    • Modalities: better – air, position, bathing, busy, drinking, eating, motion, electrical storms, foggy weather, fresh cold, inhaled air. Sides – left side, right side; lying down, sleep and cough; warm, water in mouth, wet weather.

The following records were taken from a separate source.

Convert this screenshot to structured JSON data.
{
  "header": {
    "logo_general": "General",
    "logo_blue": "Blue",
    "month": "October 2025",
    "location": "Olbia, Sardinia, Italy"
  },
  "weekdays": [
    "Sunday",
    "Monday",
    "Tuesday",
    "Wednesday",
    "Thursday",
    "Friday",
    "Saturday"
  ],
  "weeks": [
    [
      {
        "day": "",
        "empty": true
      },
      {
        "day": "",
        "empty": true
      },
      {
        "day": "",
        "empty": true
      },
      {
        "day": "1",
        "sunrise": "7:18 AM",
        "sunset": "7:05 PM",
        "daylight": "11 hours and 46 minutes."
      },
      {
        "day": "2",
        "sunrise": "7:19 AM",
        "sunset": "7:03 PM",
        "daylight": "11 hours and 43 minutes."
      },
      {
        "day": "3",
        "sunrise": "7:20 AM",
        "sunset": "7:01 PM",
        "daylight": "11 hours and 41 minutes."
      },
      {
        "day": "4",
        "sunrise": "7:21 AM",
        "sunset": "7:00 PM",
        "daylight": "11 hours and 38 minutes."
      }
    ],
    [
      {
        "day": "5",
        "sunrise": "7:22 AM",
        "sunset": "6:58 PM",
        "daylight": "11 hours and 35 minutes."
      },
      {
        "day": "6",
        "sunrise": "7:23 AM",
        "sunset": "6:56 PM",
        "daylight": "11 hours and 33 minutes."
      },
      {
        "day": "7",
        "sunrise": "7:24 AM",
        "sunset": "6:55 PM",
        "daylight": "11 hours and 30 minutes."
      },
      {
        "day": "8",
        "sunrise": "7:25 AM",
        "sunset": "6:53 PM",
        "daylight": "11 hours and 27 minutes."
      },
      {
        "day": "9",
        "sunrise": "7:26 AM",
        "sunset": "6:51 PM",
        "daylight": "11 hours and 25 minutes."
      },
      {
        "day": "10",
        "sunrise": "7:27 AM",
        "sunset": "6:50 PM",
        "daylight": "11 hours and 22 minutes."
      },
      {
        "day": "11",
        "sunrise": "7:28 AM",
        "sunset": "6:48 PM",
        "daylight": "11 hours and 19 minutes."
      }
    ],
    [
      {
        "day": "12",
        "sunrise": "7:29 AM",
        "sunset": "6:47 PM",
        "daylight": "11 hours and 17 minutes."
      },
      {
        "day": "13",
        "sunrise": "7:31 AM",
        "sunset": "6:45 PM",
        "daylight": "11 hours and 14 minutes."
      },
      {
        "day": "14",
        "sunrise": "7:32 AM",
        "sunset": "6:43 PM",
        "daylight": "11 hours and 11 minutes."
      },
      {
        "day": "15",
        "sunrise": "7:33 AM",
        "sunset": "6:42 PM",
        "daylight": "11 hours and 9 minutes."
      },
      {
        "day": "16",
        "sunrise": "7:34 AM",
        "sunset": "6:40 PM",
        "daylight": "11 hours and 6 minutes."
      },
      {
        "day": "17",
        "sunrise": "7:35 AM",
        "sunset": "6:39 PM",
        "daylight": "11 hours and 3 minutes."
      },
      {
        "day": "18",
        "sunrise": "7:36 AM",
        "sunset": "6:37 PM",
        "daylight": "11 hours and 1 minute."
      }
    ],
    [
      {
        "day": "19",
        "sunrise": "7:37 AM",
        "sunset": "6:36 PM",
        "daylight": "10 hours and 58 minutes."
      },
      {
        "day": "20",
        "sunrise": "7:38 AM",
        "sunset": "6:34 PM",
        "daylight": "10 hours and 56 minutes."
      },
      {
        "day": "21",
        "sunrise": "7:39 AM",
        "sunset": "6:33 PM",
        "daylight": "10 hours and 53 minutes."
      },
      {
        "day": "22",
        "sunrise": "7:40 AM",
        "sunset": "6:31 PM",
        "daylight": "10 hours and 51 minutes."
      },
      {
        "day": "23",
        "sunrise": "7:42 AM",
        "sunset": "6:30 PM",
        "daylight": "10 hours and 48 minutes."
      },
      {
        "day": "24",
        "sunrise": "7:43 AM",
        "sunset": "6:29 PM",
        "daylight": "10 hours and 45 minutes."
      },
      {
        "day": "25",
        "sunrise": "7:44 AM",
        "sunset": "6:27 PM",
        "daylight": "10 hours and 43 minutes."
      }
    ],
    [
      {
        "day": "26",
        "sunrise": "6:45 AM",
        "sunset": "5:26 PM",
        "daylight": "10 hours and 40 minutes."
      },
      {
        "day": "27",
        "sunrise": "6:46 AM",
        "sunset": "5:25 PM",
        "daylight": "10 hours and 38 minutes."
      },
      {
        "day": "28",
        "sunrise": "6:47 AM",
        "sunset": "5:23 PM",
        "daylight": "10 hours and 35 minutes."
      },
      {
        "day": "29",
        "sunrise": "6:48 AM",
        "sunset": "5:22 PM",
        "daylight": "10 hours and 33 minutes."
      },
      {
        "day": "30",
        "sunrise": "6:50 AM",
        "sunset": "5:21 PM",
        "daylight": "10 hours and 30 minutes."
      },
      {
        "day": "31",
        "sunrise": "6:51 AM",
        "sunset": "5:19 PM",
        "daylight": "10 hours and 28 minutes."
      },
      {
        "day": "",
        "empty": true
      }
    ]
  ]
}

WORSE , BETTER (mentioned as main rubric)
    • Constitution: aged people, children, drunkards, old people, rachitic children, scrofulous children.
    • Mind rubrics: anguish, depressed, drowsy, irritable, noise sensitive to. Few mind rubrics have been mentioned under main rubrics worse and better.
    • Clinical rubrics: asthma, dyspnoea; casts, fibrinous; aphonia; oedema of lungs; foreign body in; hiccough; hay fever; hydrothorax; paralysis of breathing, throat, lungs; tuberculosis; ulcers; whooping cough.
    • Others: angina pectoris, anorexia, backache, bones ache, between shoulders, constipation, dentition, diarrhoea, eruptions, headache, hip pain, involuntary stool, flatulence, genitals, liver troubles, spleen, trembling, twitching, veins enlarged, vomiting.
    • Generalities: chills, chilliness, cold and coldness, fever, night sweats, dropsy, debility, shock, emaciation, flesh, pulse, sleep and cough, thirst, urine, weakness.

MATERIA MEDICA PART
Repertory is followed by Materia Medica which has been constructed considering PQRS from Herring’s guiding symptoms.

This part starts with an Index which contains names of the drugs with page numbers. Starts from Aconitum Napellus and end at Zizia.

Total number of remedies: 296

Arrangement: Symptoms of each remedy has been mentioned under sub headings. Note that not all the sub headings are mentioned under all the remedies. Following are the sub headings under which symptoms have been mentioned;

Coryza:

  • Dry
  • Fluent
  • Sensations – under nose, throat, headache
  • Discharges
  • Pharynx
  • Aliments from
  • Worse /Better 
  • Acute/chronic
  • Temperament / appearances.

Cough: 

  • Dry 
  • Sputa
  • Worse /better
  • Larynx and voice – larynx, voice, croup, throat.
  • Chest and respiration
  • Sensations and pains
  • Pulse / fever and pulse
  • Temperaments / mind / appearances
  • Peculiar states/ special symptoms
  • Concomitants
  • Acute/ chronic
  • Special diseases(clinical conditions)
  • potencies

Dr Annapoorna H
PG scholar, Department of case taking and repertory,
Government Homoeopathic Medical College and Hospital, Bengaluru.

Be the first to comment

Leave a Reply

Your email address will not be published.


*


3 × 1 =